• Software:Expect to do regular updates every few years. Software updates may provide additional features and functions, but are just as likely to repair “bugs.” Software updates are also needed to deal with ongoing changes to operating systems, hardware drivers, etc. Some owners use a service contract to keep software up to date. If you aren’t under some type of agreement, you should plan on budgeting for periodic updates.

• Building / network controller hardware:Most larger controllers, which are connected to a network, share hardware and firmware with PCs. This is hardware that is rapidly evolving and the semi-conductors, drivers, and other components are often only available to OEMs for a 2- to 5-year period. Many BAS suppliers may stockpile parts, but after a certain period of time, these products reach what is called “end of life,” after which replacing failed parts becomes difficult if not impossible.

• Application-specific controllers:The smaller controllers used for I/O controlling equipment such as fancoils, VAV boxes, and rooftops also suffer from obsolescence.
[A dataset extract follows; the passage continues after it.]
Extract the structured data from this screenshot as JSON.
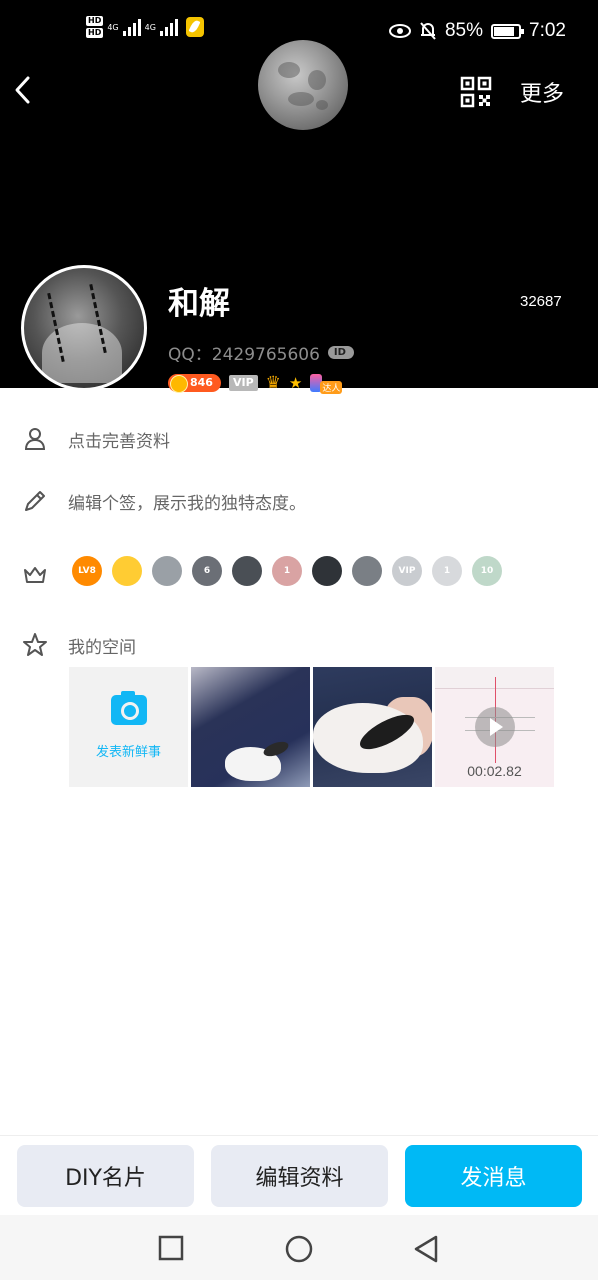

In many cases, these devices may have a lifespan that is 5 to 7 years.


One of the goals of using an open protocol-based system is to be able to avoid obsolescence. While it may not make the problem go away, it does give options for dealing with system components that have reached end of life. Owners that are using open protocol systems such as BACnet® or LonMark® can often select replacement controllers from a variety of suppliers in addition to the OEM. If an owner has an older, proprietary system, replacing obsolete devices may provide the ability to move over to open systems. Owners need to be sure to ask for this functionality from their suppliers — to be sure that their upgraded system is open.ES

Paul and Ira first worked together on a series of ASHRAE projects including BACnet committee and “Guideline 13 – Specifying DDC Controls.”  The formation of Building Intelligence Group provided them the ability to work together professionally providing assistance to owners with the planning, design and development of Intelligent Building Systems.

Building Intelligence Group provides services for clients worldwide including leading Universities, Corporations, and Developers. More information can be found at We also invite you to contact us directly at or